Britons eating a Mediterranean diet could lower their risk of developing heart disease and stroke, according to research published in the open access journal BMC Medicine.
In this study, the first of its kind carried out in a UK population, the researchers found that healthy individuals with greater adherence to a Mediterranean-type diet had 6 to 16% lower risk of future cardiovascular disease compared to individuals who had poor adherence.
Dr Nita Forouhi, lead author from the Medical Research Council Epidemiology Unit at the University of Cambridge, UK, said: "We estimate that one in 25 of all new cardiovascular disease cases or one in eight cardiovascular deaths in our UK based study population could potentially be avoided if this population increased their adherence to the Mediterranean diet."
The Mediterranean diet is typically high in fruits, vegetables, whole grains, nuts and olive oil, while low in red meats and moderate in dairy, fish, poultry and wine. The UK National Institute for Health and Care Excellence (NICE) recommends a Mediterranean style diet for people already diagnosed with cardiovascular disease to prevent further episodes of heart attack or stroke. However, the association of the Mediterranean diet with preventing cardiovascular disease in the first instance or preventing further episodes has not been examined in the UK until now.
Dr Forouhi adds: "The benefits of the Mediterranean diet for cardiovascular health are well documented in countries of the Mediterranean region, but this is the first study to evaluate this in the UK. If our findings are broadly representative of the overall UK population, then we can assume that higher level of adherence to the Mediterranean diet could have significant impact in lowering the cardiovascular disease burden in the UK."
The researchers collected data from 23,902 initially healthy Britons taking part in the EPIC-Norfolk prospective cohort study. The participants' diets were measured using food frequency questionnaires and participants were followed up for an average of 12 to 17 years to investigate the association between adherence to the Mediterranean diet and the occurrence of new-onset CVD and deaths during that time.

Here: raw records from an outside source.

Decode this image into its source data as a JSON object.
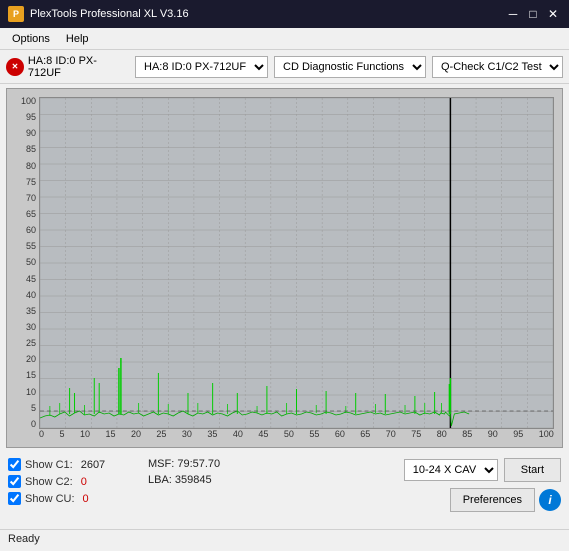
{
  "window": {
    "title": "PlexTools Professional XL V3.16",
    "minimize_label": "─",
    "restore_label": "□",
    "close_label": "✕"
  },
  "menu": {
    "options_label": "Options",
    "help_label": "Help"
  },
  "toolbar": {
    "drive_id": "HA:8 ID:0  PX-712UF",
    "function_label": "CD Diagnostic Functions",
    "test_label": "Q-Check C1/C2 Test"
  },
  "chart": {
    "y_labels": [
      "100",
      "95",
      "90",
      "85",
      "80",
      "75",
      "70",
      "65",
      "60",
      "55",
      "50",
      "45",
      "40",
      "35",
      "30",
      "25",
      "20",
      "15",
      "10",
      "5",
      "0"
    ],
    "x_labels": [
      "0",
      "5",
      "10",
      "15",
      "20",
      "25",
      "30",
      "35",
      "40",
      "45",
      "50",
      "55",
      "60",
      "65",
      "70",
      "75",
      "80",
      "85",
      "90",
      "95",
      "100"
    ]
  },
  "stats": {
    "show_c1_label": "Show C1:",
    "show_c2_label": "Show C2:",
    "show_cu_label": "Show CU:",
    "c1_value": "2607",
    "c2_value": "0",
    "cu_value": "0",
    "msf_label": "MSF:",
    "msf_value": "79:57.70",
    "lba_label": "LBA:",
    "lba_value": "359845"
  },
  "controls": {
    "speed_label": "10-24 X CAV",
    "start_label": "Start",
    "preferences_label": "Preferences",
    "info_label": "i"
  },
  "status": {
    "text": "Ready"
  }
}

The Mediterranean diet was defined using a 15 point score based on guideline recommendations from a Mediterranean dietary pyramid published by the Mediterranean Diet Foundation. This is the first time these guidelines have been tested for their associations with health. There are other definitions of what constitutes a Mediterranean diet, but when alternative definitions were used in this study, the findings were broadly similar.

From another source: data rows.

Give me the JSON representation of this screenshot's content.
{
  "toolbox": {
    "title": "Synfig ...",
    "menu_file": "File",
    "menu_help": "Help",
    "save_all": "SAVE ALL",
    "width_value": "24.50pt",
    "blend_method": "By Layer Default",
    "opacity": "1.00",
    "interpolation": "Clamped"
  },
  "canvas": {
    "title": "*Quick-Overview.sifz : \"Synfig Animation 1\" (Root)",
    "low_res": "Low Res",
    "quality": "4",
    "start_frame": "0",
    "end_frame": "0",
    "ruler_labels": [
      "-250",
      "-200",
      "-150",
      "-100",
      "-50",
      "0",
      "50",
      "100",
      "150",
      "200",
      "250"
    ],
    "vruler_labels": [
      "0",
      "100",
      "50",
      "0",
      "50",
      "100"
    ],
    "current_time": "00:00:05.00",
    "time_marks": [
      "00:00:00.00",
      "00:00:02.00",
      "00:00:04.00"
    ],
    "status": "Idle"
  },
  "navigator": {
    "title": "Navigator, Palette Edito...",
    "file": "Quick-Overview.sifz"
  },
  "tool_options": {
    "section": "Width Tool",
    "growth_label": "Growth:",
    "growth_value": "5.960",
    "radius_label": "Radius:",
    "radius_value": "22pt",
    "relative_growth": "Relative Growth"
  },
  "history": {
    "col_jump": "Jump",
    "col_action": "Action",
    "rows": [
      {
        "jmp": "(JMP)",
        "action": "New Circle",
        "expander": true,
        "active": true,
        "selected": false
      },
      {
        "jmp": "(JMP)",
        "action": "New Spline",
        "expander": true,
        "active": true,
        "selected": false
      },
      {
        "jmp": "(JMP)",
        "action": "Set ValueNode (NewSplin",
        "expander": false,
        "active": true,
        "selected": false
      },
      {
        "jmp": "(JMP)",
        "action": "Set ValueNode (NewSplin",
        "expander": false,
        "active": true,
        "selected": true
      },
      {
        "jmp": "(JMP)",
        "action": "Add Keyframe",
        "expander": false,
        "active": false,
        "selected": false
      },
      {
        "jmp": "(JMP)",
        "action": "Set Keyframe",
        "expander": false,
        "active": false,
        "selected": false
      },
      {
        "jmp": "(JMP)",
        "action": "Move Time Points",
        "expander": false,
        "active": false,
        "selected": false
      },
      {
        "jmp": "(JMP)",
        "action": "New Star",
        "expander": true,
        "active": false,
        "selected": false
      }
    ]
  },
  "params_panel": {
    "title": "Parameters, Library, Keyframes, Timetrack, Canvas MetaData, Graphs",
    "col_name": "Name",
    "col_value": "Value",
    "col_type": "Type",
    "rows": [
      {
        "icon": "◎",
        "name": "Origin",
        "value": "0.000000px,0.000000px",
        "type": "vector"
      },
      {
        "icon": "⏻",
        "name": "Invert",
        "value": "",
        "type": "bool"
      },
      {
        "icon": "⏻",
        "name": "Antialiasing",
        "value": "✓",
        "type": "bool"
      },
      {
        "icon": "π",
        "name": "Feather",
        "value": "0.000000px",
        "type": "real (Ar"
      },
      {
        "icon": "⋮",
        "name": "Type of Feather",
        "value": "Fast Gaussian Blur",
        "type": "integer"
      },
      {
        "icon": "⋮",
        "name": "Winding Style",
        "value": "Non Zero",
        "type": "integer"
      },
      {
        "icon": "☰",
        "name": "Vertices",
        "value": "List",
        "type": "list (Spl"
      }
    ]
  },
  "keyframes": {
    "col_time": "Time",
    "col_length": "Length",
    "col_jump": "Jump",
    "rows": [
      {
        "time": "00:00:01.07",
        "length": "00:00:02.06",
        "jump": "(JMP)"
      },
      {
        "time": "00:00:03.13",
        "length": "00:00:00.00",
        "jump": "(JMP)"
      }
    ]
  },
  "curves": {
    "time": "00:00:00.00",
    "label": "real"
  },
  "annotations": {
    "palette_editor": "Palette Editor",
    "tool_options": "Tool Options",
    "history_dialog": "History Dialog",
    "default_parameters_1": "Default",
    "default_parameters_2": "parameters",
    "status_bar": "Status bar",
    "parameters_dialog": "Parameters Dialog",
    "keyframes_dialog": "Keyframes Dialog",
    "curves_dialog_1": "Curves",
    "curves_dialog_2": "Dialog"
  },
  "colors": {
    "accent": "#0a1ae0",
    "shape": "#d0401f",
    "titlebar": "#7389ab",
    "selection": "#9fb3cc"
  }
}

Dr Forouhi adds: "Encouraging greater adoption of the Mediterranean diet looks like a promising component of a of a wider strategy to help prevent cardiovascular disease, including other important factors such as not smoking and maintaining a healthy weight, blood cholesterol and blood pressure."

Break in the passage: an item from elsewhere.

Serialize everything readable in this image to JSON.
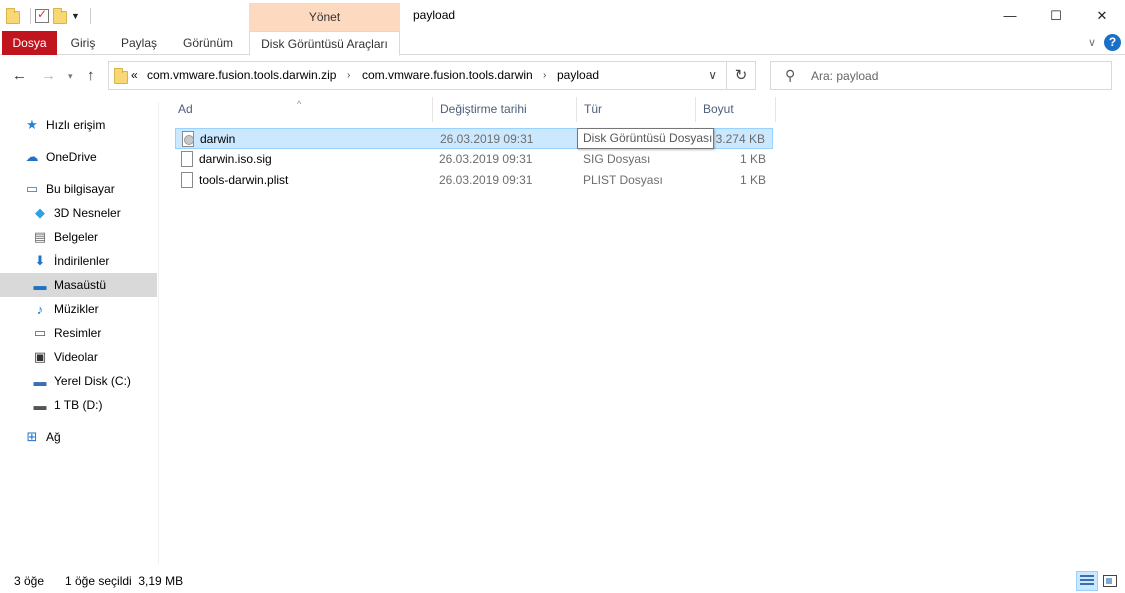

The authors acknowledge that these findings are based on an observational study and so a cause and effect relationship cannot be assumed. However, they were careful to make comprehensive adjustments for lifestyle and other factors that could potentially distort the findings, and together with the consistency of results with other studies elsewhere, their current findings provide robust evidence for a link.
Dr Forouhi concludes: "Our study shows that higher versus lower adherence to a Mediterranean-type diet is linked with lower future CVD risk in the UK but our challenge now is to understand the social, economic and cultural factors that might support or prevent people being able to keep to this dietary pattern in the UK."